- [WORK INSTRUCTION]
A single number is expected: the count of lines in the entries below that contain "wniosek".

- [EXTRACTED ENTRIES]
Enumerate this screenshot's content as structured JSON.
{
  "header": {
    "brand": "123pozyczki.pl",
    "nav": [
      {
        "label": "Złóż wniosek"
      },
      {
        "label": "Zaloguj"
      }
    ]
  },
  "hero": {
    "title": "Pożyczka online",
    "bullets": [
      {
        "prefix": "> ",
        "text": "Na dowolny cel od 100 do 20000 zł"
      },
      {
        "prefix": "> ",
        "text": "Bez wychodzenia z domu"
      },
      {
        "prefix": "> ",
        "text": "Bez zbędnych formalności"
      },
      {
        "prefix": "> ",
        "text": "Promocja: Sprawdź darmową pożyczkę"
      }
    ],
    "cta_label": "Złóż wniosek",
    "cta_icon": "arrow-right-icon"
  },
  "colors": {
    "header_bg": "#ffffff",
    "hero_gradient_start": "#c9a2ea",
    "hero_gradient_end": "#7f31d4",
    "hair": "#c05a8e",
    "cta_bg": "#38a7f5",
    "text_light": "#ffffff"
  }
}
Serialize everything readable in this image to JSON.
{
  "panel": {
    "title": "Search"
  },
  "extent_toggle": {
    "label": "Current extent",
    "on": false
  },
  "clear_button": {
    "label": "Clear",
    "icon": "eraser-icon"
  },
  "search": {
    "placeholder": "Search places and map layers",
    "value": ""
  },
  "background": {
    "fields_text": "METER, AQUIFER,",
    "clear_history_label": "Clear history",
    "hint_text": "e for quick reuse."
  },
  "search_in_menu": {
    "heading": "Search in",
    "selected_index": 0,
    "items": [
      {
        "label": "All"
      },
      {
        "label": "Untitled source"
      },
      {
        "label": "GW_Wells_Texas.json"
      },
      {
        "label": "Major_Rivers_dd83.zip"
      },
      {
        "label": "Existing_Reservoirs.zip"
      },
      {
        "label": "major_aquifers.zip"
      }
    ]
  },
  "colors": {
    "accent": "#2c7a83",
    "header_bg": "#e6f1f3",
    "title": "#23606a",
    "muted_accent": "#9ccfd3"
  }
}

- [ANSWER TO THIS PROBLEM]
2